Thirdly, and perhaps the most important external factor that Beijing has to include in its cross-strait calculation is the possibility of U.S military intervention. Although not explicitly stated, historical and contemporary evidence suggests that the U.S will come to Taiwan’s assistance due to a collision of interest with China. Historically, the U.S has maintained a policy of strategic ambiguity designed to avoid Taiwan from declaring independence but also to avoid the PRC from unilaterally unifying Taiwan. For example (not exclusive to the U.S), in diplomatic language, countries such as Japan and the U.S acknowledge the PRC’s position over Taiwan but do not use the term recognize. Canada and the UK also employ similar language by saying take note rather than support, which are used to maintain unofficial diplomatic ties under the table. Furthermore, since Tsai and Trump came into office, the U.S has been consistently selling arms to the island for self-protection, a sharp contrast to the Obama administration. In August 2019, Trump approved one of the largest arms sales to Taiwan which included 66 F-16C/D, 75 F110 engines, 75 AN/APG-83 AESA radars, 120 AN/ALE-50 towed decoy systems, and ammunitions, totaling an impressive eight billion dollars.
IN CONCLUSION, we might point out China’s encroachment on Taiwan’s autonomy is a real threat, as illustrated through the conceptual framework of offensive realism. China is a state that has survival as its priority, and as a rational actor capable of maximizing its security interests it will not be rising peacefully. Neither would it forgo the opportunity to sabotage Taiwan’s democratic institutions whenever it seizes the opportunity.
On the bright side, Taiwan and other East, Southeast Asian countries, and the U.S are still able to provide a counter-balance to China’s growing expansionist tendencies. The Taiwanese government is still skillful enough to resist China’s seemingly benign tactics and can militarily fend off the PLA through regional or external support, by actors that have a stake in the conflict. Lee Kuan Yew in an interview once said, “Taipei’s unification with China is inevitable, and any encouragement to Taiwan to remain de-facto independent is a cruel game to play with Taiwanese.” But is that so?

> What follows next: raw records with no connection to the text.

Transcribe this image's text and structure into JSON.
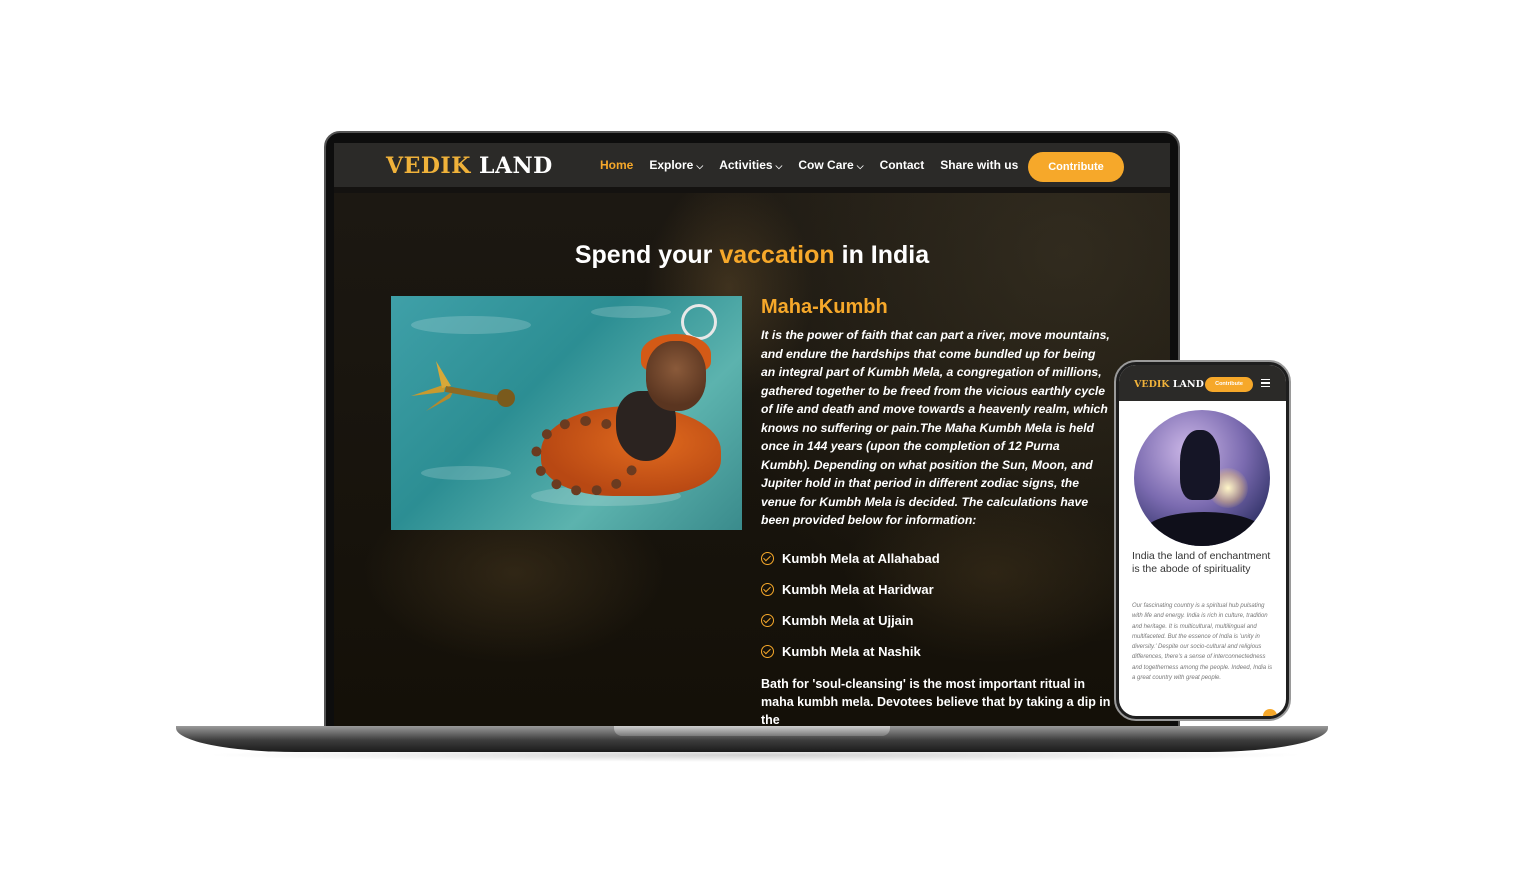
{
  "site": {
    "logo_part1": "VEDIK",
    "logo_part2": "LAND",
    "nav": [
      {
        "label": "Home",
        "dropdown": false,
        "active": true
      },
      {
        "label": "Explore",
        "dropdown": true
      },
      {
        "label": "Activities",
        "dropdown": true
      },
      {
        "label": "Cow Care",
        "dropdown": true
      },
      {
        "label": "Contact",
        "dropdown": false
      },
      {
        "label": "Share with us",
        "dropdown": false
      }
    ],
    "dropdown_glyph": "⌵",
    "contribute_label": "Contribute"
  },
  "hero": {
    "title_prefix": "Spend your ",
    "title_accent": "vaccation",
    "title_suffix": " in India",
    "section_title": "Maha-Kumbh",
    "paragraph": "It is the power of faith that can part a river, move mountains, and endure the hardships that come bundled up for being an integral part of Kumbh Mela, a congregation of millions, gathered together to be freed from the vicious earthly cycle of life and death and move towards a heavenly realm, which knows no suffering or pain.The Maha Kumbh Mela is held once in 144 years (upon the completion of 12 Purna Kumbh). Depending on what position the Sun, Moon, and Jupiter hold in that period in different zodiac signs, the venue for Kumbh Mela is decided. The calculations have been provided below for information:",
    "checklist": [
      "Kumbh Mela at Allahabad",
      "Kumbh Mela at Haridwar",
      "Kumbh Mela at Ujjain",
      "Kumbh Mela at Nashik"
    ],
    "bath_text": "Bath for 'soul-cleansing' is the most important ritual in maha kumbh mela. Devotees believe that by taking a dip in the"
  },
  "mobile": {
    "logo_part1": "VEDIK",
    "logo_part2": "LAND",
    "contribute_label": "Contribute",
    "heading": "India the land of enchantment is the abode of spirituality",
    "paragraph": "Our fascinating country is a spiritual hub pulsating with life and energy. India is rich in culture, tradition and heritage. It is multicultural, multilingual and multifaceted. But the essence of India is 'unity in diversity.' Despite our socio-cultural and religious differences, there's a sense of interconnectedness and togetherness among the people. Indeed, India is a great country with great people."
  },
  "colors": {
    "accent": "#f6a82a",
    "logo_gold": "#f0b23a",
    "header_bg": "#2b2a28"
  }
}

 Denny Roy, “Prospects for Taiwan Maintaining Its Autonomy under Chinese Pressure.” Asian Survey 57, no. 6 (2017): 1137-1140.

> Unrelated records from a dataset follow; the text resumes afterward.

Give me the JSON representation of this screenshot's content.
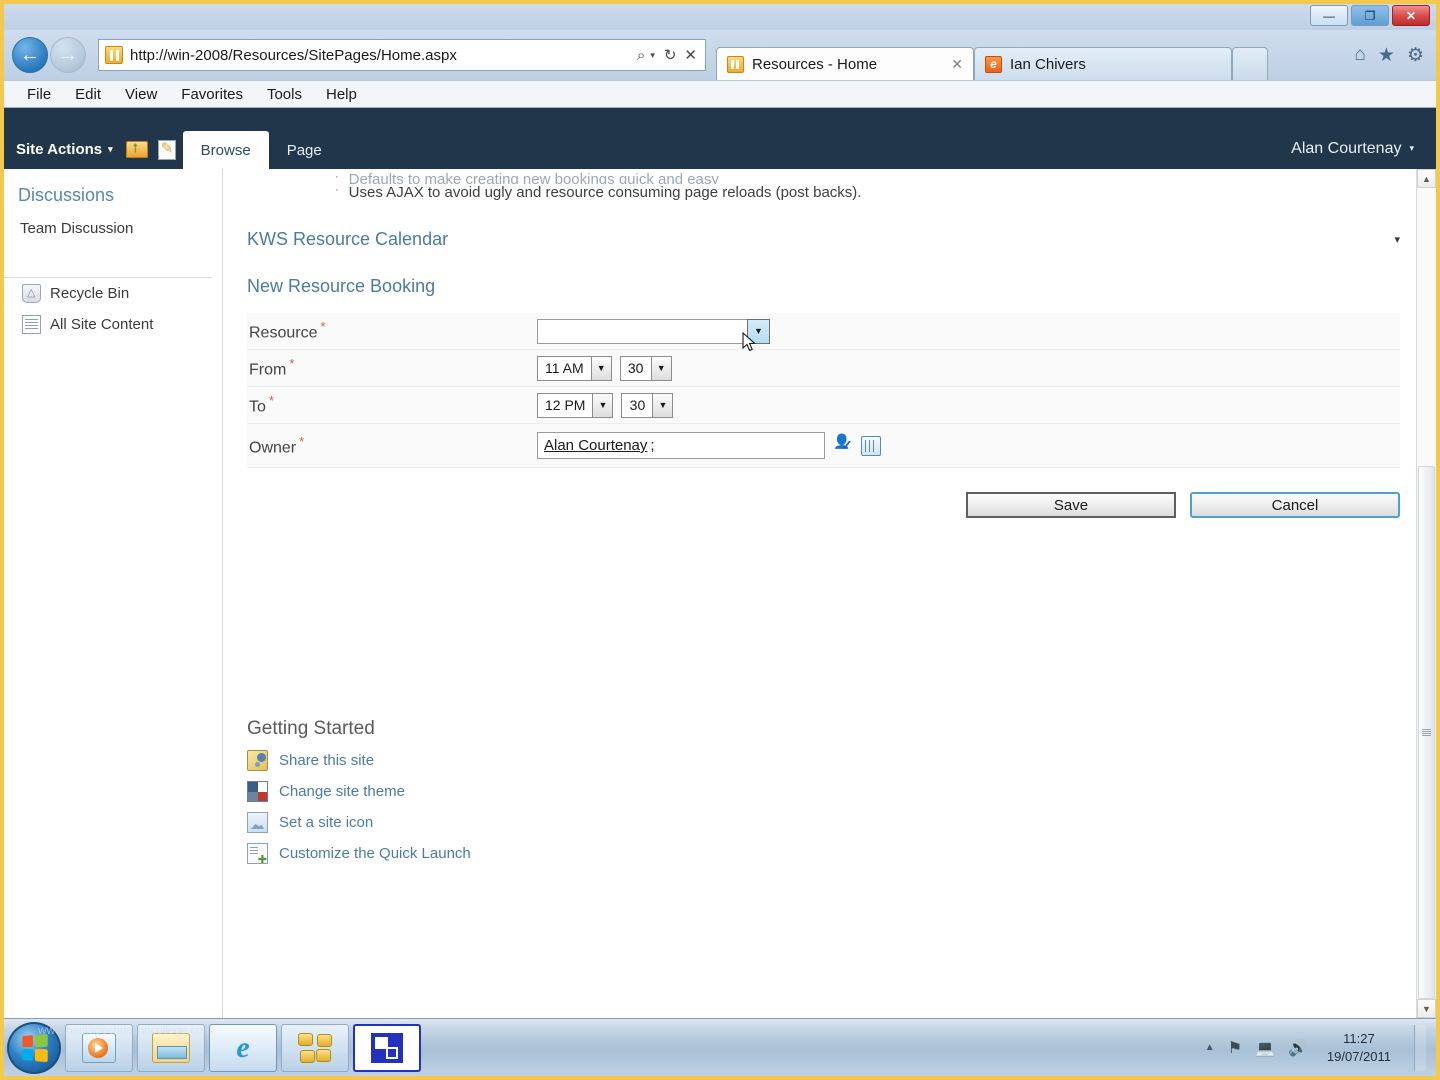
{
  "window": {
    "minimize_label": "—",
    "restore_label": "❐",
    "close_label": "✕"
  },
  "browser": {
    "back_icon": "←",
    "forward_icon": "→",
    "address": "http://win-2008/Resources/SitePages/Home.aspx",
    "search_icon": "⌕",
    "search_caret": "▾",
    "refresh_icon": "↻",
    "stop_icon": "✕",
    "tabs": [
      {
        "label": "Resources - Home",
        "close": "✕",
        "active": true
      },
      {
        "label": "Ian Chivers",
        "favicon_letter": "e",
        "active": false
      }
    ],
    "toolbar_icons": {
      "home": "⌂",
      "favorites": "★",
      "tools": "⚙"
    },
    "menu": [
      "File",
      "Edit",
      "View",
      "Favorites",
      "Tools",
      "Help"
    ]
  },
  "sharepoint": {
    "site_actions_label": "Site Actions",
    "site_actions_caret": "▾",
    "ribbon_tabs": [
      {
        "label": "Browse",
        "active": true
      },
      {
        "label": "Page",
        "active": false
      }
    ],
    "user_menu": {
      "name": "Alan Courtenay",
      "caret": "▾"
    },
    "quick_launch": {
      "heading": "Discussions",
      "team_discussion": "Team Discussion",
      "links": [
        {
          "label": "Recycle Bin"
        },
        {
          "label": "All Site Content"
        }
      ]
    }
  },
  "content": {
    "clipped_bullet": "Defaults to make creating new bookings quick and easy",
    "bullet_dot": "·",
    "visible_bullet": "Uses AJAX to avoid ugly and resource consuming page reloads (post backs).",
    "webpart_title": "KWS Resource Calendar",
    "webpart_menu_caret": "▾",
    "form_heading": "New Resource Booking",
    "form": {
      "required_marker": "*",
      "rows": [
        {
          "label": "Resource",
          "required": true
        },
        {
          "label": "From",
          "required": true
        },
        {
          "label": "To",
          "required": true
        },
        {
          "label": "Owner",
          "required": true
        }
      ],
      "resource_value": "",
      "resource_placeholder": "",
      "dropdown_caret": "▼",
      "from_hour": "11 AM",
      "from_minute": "30",
      "to_hour": "12 PM",
      "to_minute": "30",
      "owner_value": "Alan Courtenay",
      "owner_separator": ";"
    },
    "buttons": {
      "save": "Save",
      "cancel": "Cancel"
    },
    "getting_started": {
      "heading": "Getting Started",
      "links": [
        {
          "label": "Share this site"
        },
        {
          "label": "Change site theme"
        },
        {
          "label": "Set a site icon"
        },
        {
          "label": "Customize the Quick Launch"
        }
      ]
    },
    "scrollbar": {
      "up_arrow": "▲",
      "down_arrow": "▼"
    }
  },
  "taskbar": {
    "watermark": "www.heritagechristiancollege.com",
    "tray": {
      "expand": "▲",
      "flag_icon": "⚑",
      "network_icon": "⌨",
      "volume_icon": "ὐA"
    },
    "clock": {
      "time": "11:27",
      "date": "19/07/2011"
    }
  }
}
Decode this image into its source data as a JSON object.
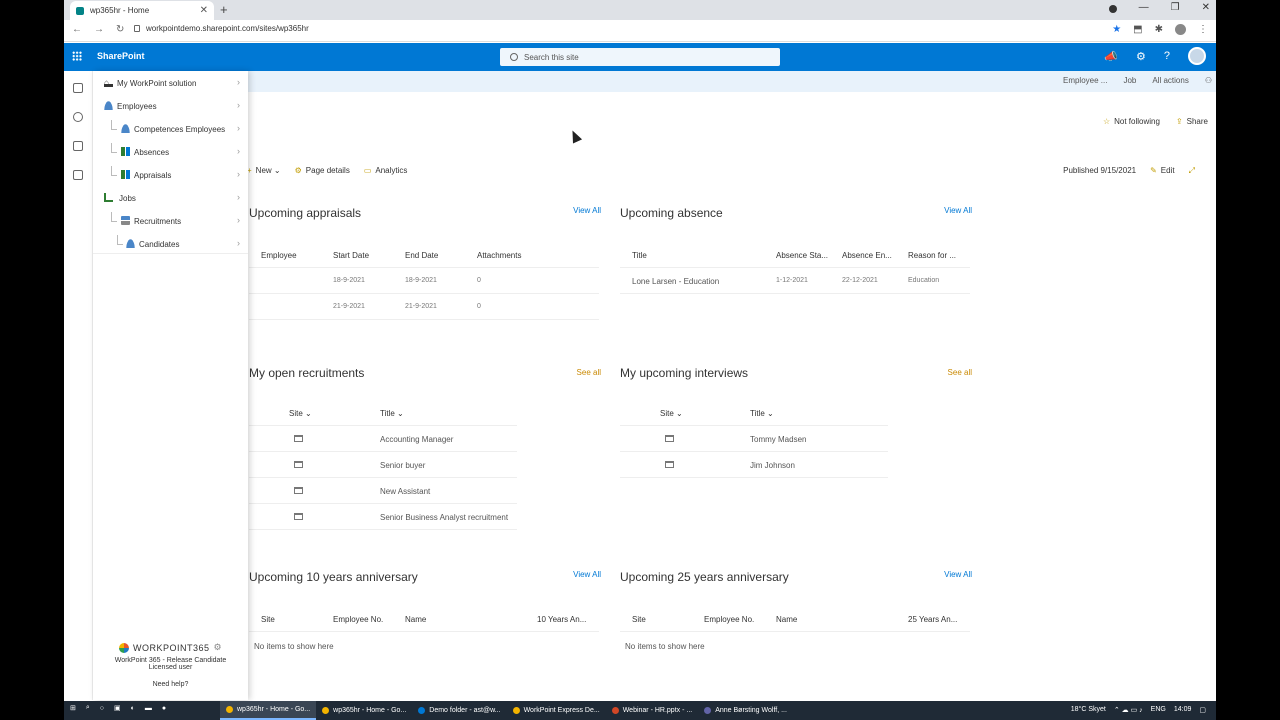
{
  "browser": {
    "tab_title": "wp365hr - Home",
    "url": "workpointdemo.sharepoint.com/sites/wp365hr"
  },
  "suite": {
    "brand": "SharePoint",
    "search_placeholder": "Search this site"
  },
  "topbar": {
    "employee": "Employee ...",
    "job": "Job",
    "all_actions": "All actions"
  },
  "page_actions": {
    "follow": "Not following",
    "share": "Share"
  },
  "command": {
    "new": "New",
    "page_details": "Page details",
    "analytics": "Analytics",
    "published": "Published 9/15/2021",
    "edit": "Edit"
  },
  "nav": {
    "items": [
      {
        "label": "My WorkPoint solution"
      },
      {
        "label": "Employees"
      },
      {
        "label": "Competences Employees"
      },
      {
        "label": "Absences"
      },
      {
        "label": "Appraisals"
      },
      {
        "label": "Jobs"
      },
      {
        "label": "Recruitments"
      },
      {
        "label": "Candidates"
      }
    ],
    "footer": {
      "logo": "WORKPOINT365",
      "line1": "WorkPoint 365 - Release Candidate",
      "line2": "Licensed user",
      "help": "Need help?"
    }
  },
  "appraisals": {
    "title": "Upcoming appraisals",
    "link": "View All",
    "headers": [
      "Employee",
      "Start Date",
      "End Date",
      "Attachments"
    ],
    "rows": [
      [
        "",
        "18-9-2021",
        "18-9-2021",
        "0"
      ],
      [
        "",
        "21-9-2021",
        "21-9-2021",
        "0"
      ]
    ]
  },
  "absence": {
    "title": "Upcoming absence",
    "link": "View All",
    "headers": [
      "Title",
      "Absence Sta...",
      "Absence En...",
      "Reason for ..."
    ],
    "rows": [
      [
        "Lone Larsen - Education",
        "1-12-2021",
        "22-12-2021",
        "Education"
      ]
    ]
  },
  "recruitments": {
    "title": "My open recruitments",
    "link": "See all",
    "headers": [
      "Site",
      "Title"
    ],
    "rows": [
      [
        "Accounting Manager"
      ],
      [
        "Senior buyer"
      ],
      [
        "New Assistant"
      ],
      [
        "Senior Business Analyst recruitment"
      ]
    ]
  },
  "interviews": {
    "title": "My upcoming interviews",
    "link": "See all",
    "headers": [
      "Site",
      "Title"
    ],
    "rows": [
      [
        "Tommy Madsen"
      ],
      [
        "Jim Johnson"
      ]
    ]
  },
  "anniv10": {
    "title": "Upcoming 10 years anniversary",
    "link": "View All",
    "headers": [
      "Site",
      "Employee No.",
      "Name",
      "10 Years An..."
    ],
    "empty": "No items to show here"
  },
  "anniv25": {
    "title": "Upcoming 25 years anniversary",
    "link": "View All",
    "headers": [
      "Site",
      "Employee No.",
      "Name",
      "25 Years An..."
    ],
    "empty": "No items to show here"
  },
  "taskbar": {
    "apps": [
      "wp365hr - Home - Go...",
      "wp365hr - Home - Go...",
      "Demo folder - ast@w...",
      "WorkPoint Express De...",
      "Webinar - HR.pptx - ...",
      "Anne Børsting Wolff, ..."
    ],
    "weather": "18°C Skyet",
    "lang": "ENG",
    "time": "14:09"
  }
}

 Chi-hung Wei, “China’s Economic Offensive and Taiwan’s Defensive Measures: Cross-Strait Fruit Trade, 2005–2008 *.” 215, no. 215 (2013): 641-53.
 Roy, “Prospects,” 1138-1140.